What does the Super Committee failure mean?
December 06, 2011
The failure of the so-called Super Committee, a congressional group assembled to make bi-partisan deficit reduction recommendations, wasn't much of a shocker. Its performance was on par for an increasingly dysfunctional Congress. Still, its failure could be a costly one for the American people.
It's hard to say exactly what will happen next, but none of the implications of this failure are good. Here are some of the possibilities:
- Slamming on the brakes. In the absence of a deficit reduction plan, the default position is for $1.2 trillion of automatic cuts to kick in beginning in 2013. This kind of abrupt, drastic cut in government spending would be like slamming the brakes on the economy. Already, the government sector has been steadily shedding jobs, and a sharp cut in spending would further add to the unemployment problem.
- Inflation. At some point, the global markets will tire of the fiscal irresponsibility of the American government. The U.S. dollar may be firmly entrenched as the world's reserve currency, but the government can only neglect its duties for so long before the country starts to lose credibility in the international financial community. If the value of the U.S. dollar suffers as a result, it could fuel inflation as import costs soar.
- Higher interest rates. Another way that a loss of credibility for the US could manifest itself is in higher interest rates, as global investors become more wary of U.S. bonds. This could start to counteract the Federal Reserve's effort to stimulate the economy through lower interest rates. The consequences of this might not be all bad, though. After all, current mortgage rates have gotten down to 4 percent without reviving the housing market, so the stimulus of low interest rates might not be missed all that much. Meanwhile, higher incomes on savings accounts, CDs, and money market accounts would be welcomed by bank depositors.
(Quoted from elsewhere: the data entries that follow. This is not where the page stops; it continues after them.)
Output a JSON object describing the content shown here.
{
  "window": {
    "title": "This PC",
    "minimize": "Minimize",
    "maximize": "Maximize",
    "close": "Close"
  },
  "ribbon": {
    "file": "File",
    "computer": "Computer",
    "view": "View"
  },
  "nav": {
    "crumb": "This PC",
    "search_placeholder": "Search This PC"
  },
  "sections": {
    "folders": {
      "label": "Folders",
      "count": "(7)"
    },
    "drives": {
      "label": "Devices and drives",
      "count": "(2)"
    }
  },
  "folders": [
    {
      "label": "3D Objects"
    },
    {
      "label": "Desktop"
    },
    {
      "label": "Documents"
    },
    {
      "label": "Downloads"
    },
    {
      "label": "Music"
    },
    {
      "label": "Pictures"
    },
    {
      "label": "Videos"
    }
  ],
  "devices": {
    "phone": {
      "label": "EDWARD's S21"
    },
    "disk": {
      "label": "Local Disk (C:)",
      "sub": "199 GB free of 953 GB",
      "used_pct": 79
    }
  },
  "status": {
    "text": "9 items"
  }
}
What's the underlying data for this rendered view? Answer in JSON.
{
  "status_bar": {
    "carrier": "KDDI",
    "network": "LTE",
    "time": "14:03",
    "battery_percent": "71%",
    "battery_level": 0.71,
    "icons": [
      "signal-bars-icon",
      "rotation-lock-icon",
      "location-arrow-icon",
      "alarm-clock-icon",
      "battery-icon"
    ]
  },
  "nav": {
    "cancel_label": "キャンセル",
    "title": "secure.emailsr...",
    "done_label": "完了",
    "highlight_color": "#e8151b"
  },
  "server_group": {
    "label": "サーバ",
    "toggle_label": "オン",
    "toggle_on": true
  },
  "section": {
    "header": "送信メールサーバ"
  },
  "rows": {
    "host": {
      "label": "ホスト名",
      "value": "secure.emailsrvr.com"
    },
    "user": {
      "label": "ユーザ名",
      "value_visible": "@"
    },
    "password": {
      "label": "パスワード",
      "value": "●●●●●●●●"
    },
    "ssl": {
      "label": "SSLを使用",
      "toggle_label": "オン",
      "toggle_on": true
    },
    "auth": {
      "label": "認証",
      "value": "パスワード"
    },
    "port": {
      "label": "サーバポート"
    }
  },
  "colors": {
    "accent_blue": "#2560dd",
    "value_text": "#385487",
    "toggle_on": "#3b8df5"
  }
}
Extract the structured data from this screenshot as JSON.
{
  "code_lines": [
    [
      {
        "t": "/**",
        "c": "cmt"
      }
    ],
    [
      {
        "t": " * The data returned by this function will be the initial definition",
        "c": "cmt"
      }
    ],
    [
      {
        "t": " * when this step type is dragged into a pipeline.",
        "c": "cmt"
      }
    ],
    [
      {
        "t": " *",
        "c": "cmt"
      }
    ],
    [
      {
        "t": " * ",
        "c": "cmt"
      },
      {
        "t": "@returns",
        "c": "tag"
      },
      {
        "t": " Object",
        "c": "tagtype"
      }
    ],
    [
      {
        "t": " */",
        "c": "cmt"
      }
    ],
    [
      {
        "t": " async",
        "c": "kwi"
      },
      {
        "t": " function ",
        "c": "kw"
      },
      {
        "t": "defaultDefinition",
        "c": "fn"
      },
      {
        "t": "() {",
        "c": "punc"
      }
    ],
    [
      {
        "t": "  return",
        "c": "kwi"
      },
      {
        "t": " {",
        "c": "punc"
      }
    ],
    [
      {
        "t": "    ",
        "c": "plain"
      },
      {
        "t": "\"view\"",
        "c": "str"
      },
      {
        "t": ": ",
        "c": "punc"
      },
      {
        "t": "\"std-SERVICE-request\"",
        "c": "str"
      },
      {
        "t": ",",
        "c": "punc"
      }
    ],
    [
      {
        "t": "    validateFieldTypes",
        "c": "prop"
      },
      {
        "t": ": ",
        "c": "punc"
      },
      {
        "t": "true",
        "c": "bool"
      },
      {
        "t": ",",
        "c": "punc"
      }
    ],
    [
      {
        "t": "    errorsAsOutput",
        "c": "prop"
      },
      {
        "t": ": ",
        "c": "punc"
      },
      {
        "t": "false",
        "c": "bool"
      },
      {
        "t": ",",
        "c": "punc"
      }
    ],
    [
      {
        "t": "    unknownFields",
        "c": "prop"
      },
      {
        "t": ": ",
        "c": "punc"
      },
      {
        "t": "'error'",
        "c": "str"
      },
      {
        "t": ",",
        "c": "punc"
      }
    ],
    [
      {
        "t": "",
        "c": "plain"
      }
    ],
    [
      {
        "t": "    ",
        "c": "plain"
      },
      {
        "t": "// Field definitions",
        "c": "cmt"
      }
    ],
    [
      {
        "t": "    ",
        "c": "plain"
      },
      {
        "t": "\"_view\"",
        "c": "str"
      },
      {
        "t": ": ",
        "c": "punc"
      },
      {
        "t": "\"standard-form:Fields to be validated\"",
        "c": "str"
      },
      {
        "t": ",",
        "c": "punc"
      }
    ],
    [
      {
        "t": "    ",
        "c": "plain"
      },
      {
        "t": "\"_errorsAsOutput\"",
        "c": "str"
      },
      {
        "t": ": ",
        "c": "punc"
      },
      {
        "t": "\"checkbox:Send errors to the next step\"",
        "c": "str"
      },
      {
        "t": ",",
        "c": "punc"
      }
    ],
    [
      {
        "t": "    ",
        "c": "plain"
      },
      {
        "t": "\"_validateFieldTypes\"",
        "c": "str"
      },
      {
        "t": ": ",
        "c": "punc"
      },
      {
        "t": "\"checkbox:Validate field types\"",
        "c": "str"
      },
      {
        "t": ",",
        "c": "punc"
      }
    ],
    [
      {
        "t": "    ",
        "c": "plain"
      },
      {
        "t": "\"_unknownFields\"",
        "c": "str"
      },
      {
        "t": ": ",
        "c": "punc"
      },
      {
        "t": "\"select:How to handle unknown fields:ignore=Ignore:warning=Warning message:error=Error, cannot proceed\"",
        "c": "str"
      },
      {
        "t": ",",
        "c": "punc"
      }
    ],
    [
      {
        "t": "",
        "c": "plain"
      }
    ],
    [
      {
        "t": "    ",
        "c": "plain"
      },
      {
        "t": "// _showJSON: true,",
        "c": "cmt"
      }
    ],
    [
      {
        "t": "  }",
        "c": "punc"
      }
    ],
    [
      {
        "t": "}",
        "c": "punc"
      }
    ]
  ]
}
- A market debacle. Any bad news on the economic front could hit the stock market hard. This would drain more wealth from the economy, and provide yet another setback to people trying to build retirement savings.
- Wait 'til next year! The Republican strategy seems to be to resist doing anything until the 2012 presidential election, and both parties are guilty of putting politics ahead of progress by designing a plan whose consequences (the automatic budget cuts in 2013) wouldn't go into effect until after that election. The assumption seems to be that the outcome of that election will somehow allow the government to start functioning again, but is there any reason to believe that's true?
Given the political circumstances, perhaps the Super Committee was doomed to failure all along. But by going through the motions over the last couple of months, it did succeed in one thing--wasting time that the economy can ill afford.